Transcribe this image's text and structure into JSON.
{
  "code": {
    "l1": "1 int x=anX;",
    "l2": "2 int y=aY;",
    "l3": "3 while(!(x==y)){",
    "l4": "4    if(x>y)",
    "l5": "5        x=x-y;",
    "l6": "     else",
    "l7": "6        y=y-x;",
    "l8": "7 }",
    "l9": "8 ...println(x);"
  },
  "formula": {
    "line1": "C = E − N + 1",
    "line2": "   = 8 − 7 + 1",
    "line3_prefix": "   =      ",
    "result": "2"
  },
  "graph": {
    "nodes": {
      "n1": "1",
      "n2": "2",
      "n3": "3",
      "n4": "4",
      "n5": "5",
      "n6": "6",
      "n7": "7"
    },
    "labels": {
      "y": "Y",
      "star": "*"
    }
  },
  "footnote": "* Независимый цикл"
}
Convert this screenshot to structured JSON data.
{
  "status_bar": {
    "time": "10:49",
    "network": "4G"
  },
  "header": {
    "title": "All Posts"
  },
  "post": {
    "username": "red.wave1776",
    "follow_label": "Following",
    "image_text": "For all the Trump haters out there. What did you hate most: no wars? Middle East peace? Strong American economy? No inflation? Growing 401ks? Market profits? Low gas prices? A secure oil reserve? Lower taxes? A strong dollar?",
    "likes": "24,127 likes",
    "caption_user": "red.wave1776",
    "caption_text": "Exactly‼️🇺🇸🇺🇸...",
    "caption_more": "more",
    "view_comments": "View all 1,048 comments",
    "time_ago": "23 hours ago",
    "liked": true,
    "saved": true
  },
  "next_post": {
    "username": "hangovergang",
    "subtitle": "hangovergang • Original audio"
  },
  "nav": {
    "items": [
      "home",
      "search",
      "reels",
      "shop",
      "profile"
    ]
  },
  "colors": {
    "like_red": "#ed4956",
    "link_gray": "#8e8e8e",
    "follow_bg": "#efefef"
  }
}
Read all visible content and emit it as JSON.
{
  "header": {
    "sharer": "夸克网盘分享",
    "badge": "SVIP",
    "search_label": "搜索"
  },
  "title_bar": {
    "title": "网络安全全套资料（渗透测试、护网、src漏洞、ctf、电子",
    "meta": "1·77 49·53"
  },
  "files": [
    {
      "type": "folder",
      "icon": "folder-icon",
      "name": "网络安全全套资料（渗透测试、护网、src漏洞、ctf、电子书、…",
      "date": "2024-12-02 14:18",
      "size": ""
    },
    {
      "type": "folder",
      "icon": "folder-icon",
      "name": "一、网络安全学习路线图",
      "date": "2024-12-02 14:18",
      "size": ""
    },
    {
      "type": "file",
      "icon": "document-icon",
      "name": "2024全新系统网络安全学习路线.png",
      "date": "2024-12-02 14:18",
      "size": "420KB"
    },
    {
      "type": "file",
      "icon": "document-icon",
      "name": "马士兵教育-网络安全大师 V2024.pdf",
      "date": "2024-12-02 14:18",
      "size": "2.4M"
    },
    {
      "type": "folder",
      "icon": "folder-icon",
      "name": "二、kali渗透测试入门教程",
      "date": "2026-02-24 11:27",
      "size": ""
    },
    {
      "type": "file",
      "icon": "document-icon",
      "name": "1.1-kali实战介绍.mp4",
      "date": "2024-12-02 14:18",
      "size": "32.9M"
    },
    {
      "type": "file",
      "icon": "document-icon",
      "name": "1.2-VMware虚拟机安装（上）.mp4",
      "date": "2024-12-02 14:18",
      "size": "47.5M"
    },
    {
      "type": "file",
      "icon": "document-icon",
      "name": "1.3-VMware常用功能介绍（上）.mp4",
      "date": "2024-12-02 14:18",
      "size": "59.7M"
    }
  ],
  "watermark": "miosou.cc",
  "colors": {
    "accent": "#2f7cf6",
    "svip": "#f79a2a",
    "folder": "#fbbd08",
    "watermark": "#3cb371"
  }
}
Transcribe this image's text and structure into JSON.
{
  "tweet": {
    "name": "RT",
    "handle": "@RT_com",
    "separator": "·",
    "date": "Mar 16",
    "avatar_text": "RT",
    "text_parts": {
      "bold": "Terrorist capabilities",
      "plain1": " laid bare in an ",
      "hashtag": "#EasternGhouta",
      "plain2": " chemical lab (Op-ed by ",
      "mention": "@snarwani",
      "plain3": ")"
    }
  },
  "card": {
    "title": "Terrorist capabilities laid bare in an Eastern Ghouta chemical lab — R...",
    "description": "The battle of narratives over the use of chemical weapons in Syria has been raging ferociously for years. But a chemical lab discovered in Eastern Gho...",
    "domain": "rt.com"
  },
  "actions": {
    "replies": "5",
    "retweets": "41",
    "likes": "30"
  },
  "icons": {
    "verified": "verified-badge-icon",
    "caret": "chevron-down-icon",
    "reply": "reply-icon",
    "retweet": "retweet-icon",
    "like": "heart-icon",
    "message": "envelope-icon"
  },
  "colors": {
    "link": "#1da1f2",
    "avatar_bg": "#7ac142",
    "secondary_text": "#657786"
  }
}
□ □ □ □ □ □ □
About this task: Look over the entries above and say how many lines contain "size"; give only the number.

Finished task: 8